The Village Heartbeat Empowerment Centre, will provide services vital to community growth and development. These VHC change the lives of members of regional villages giving them opportunities to learn, grow and go onto empower others.
Check out this amazing video highlighting our journey:
It was great to see our community come together again for OYOB’s first half-yearly update of 2018.
This event, we met at Beer Deluxe at Federation Square and it didn’t disappoint. Everyone had a great time and enjoyed the food, drinks and friendly service provided at the venue. A big thumbs up from OYOB and we’ll certainly be returning soon.
The main talking point of the night was undoubtedly the announcement of the Kororoit PSP gazettal on the 1 February 2018, which marks the start of suburban development in Deanside, formerly known as Plumpton. Deanside is a brand new Victorian suburb, 30km west of Melbourne’s CBD and together with Fraser Rise, released at the same time, will eventually be home to 20,000 new dwellings, projected to be built over the next 10 years. This is great news for our Caroline Waters and Rivers Run projects and our community has a lot to look forward to over the next few years. We also gave an update on the projects at Mernda, with titles for Stages 4 and the Childcare Centre on track to be issued in the next few months. For those that weren’t able to make it and would like to know what is happening, please feel free to get in touch with Mary or Michael.
Property Investment in Melbourne in 2017…
One of the things we’ve always set out to do is to help others to learn from our approach to property investment in Melbourne.
Resources like the ‘OYOB Property Investment Guide‘ are one of the ways we try to contribute and to share some of the strategies and lessons that we have learnt in our journey as property investors.
Another new financial year, another opportunity to catch up!
The Own Your Own Block team had a great time, and it was especially pleasing to meet all the new faces each and every time as we build and deliver results for our community. From small things, we believe something truly great can grow.
We’ve posted the recorded event presentations. Enjoy!
Mernda on the Park (MOTP) was the first project under Own Your Own Block’s (OYOB) Greenfielding Investment Model, allowing our clients to invest with us at a wholesale price point. On February 29th, we invited investors to picturesque Mernda for a development update and to celebrate the titling of Stages 2 and 3.

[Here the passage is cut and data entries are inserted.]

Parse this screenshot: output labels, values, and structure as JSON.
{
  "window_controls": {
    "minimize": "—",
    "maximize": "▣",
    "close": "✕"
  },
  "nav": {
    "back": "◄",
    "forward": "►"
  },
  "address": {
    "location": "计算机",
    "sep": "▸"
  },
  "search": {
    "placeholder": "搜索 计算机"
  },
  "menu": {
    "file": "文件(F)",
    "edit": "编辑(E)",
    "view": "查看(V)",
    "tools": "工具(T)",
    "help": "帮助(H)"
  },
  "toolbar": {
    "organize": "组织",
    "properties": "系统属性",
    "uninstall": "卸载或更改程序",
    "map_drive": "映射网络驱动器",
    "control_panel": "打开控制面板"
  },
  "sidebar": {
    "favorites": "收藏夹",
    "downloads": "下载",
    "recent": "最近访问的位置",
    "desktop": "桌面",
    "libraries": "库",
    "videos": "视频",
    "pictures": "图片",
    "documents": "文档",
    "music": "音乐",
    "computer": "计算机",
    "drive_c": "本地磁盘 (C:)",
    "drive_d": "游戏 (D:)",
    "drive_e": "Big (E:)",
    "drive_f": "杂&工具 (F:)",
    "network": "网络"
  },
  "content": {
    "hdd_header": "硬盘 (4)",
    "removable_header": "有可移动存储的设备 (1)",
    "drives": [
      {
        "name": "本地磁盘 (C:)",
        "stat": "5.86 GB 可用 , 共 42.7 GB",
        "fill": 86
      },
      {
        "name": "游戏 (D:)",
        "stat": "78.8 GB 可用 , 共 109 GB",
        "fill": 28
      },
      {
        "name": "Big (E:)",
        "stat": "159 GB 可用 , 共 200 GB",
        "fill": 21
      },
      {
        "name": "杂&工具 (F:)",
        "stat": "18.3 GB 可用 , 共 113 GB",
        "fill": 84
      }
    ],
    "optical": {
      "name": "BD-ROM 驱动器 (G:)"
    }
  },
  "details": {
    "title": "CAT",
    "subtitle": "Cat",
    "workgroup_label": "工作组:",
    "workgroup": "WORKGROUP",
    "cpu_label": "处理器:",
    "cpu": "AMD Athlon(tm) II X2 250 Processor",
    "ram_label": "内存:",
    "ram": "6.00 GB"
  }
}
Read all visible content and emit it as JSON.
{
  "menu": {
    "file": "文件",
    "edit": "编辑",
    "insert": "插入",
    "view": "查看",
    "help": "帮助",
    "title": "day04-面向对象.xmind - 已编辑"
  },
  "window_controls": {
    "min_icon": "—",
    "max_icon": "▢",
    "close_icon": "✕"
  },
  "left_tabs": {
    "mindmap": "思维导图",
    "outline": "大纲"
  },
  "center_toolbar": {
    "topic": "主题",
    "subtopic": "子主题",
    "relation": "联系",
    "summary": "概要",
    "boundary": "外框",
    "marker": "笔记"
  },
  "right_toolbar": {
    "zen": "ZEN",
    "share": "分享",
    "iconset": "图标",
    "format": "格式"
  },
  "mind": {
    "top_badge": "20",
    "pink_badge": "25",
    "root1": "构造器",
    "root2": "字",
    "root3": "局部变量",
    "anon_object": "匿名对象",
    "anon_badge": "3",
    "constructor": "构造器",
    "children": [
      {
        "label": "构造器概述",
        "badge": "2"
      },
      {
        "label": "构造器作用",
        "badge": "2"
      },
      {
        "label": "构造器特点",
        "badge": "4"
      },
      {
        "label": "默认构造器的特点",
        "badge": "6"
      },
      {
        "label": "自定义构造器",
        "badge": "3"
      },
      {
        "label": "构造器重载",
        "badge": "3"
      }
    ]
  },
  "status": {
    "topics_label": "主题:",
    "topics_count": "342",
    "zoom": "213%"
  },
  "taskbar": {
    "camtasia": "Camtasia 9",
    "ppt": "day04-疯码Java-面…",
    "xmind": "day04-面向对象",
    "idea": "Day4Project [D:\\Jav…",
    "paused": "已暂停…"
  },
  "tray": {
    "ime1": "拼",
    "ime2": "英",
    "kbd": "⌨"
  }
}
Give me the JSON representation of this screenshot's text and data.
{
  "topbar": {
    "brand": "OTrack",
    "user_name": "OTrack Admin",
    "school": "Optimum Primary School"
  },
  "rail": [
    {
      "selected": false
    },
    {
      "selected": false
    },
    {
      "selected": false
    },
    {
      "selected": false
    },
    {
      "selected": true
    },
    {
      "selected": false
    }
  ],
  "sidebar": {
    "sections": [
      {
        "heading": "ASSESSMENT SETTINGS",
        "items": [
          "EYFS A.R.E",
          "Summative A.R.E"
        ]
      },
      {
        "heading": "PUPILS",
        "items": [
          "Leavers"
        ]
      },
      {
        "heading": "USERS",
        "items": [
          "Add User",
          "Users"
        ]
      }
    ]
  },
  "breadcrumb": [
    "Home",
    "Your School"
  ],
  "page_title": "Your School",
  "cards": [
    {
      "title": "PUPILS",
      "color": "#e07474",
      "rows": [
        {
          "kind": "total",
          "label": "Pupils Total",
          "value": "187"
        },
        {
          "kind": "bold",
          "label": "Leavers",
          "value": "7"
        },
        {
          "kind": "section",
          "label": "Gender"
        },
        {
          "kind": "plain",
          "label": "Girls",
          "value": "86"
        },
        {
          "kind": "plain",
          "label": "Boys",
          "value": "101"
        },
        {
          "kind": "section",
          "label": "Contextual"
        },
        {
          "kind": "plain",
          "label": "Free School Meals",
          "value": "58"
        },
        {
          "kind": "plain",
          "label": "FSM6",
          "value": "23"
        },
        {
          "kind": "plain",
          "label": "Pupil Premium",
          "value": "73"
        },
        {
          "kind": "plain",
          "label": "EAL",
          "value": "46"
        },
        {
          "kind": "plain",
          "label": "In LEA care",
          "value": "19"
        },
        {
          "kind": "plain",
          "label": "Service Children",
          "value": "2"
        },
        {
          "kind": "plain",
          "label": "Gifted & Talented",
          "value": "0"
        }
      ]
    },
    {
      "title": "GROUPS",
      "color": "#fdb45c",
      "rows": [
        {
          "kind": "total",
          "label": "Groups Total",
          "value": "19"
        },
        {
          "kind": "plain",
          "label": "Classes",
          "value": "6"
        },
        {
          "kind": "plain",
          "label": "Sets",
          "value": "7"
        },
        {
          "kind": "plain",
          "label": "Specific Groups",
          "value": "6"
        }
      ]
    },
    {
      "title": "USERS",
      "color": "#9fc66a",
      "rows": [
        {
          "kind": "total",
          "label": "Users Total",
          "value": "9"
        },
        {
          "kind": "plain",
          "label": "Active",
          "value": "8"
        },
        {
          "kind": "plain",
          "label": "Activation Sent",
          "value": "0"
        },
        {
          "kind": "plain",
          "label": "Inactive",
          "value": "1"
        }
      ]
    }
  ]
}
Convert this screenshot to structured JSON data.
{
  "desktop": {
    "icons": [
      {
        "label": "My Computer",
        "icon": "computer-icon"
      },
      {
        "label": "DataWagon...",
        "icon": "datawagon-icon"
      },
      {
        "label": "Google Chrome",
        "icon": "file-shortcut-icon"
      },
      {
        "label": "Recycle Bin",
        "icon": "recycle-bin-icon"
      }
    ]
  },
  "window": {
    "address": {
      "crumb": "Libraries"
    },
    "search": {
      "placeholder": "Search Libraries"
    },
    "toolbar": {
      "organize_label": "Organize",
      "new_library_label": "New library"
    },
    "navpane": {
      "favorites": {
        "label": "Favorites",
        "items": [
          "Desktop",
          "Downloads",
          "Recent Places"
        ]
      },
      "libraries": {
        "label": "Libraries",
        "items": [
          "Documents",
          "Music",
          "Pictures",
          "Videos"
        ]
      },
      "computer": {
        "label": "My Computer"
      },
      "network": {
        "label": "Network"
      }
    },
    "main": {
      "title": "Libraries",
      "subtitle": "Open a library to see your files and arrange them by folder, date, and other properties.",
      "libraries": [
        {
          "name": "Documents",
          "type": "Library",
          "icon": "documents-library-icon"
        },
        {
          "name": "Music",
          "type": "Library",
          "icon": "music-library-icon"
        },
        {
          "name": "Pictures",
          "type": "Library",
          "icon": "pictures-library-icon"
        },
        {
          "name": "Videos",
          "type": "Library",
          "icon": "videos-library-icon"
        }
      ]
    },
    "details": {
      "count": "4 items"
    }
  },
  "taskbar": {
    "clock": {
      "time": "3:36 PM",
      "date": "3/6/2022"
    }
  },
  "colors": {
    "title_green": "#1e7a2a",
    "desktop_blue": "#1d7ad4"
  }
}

We’ve uploaded the day’s presentations below for those that missed out. For those who are new to OYOB, it should give you some insight into how we work with our clients and the philosophy behind the OYOB community.
Part 1 of the presentation is presented by Michael, giving a brief update to our Mernda on the Park investment community.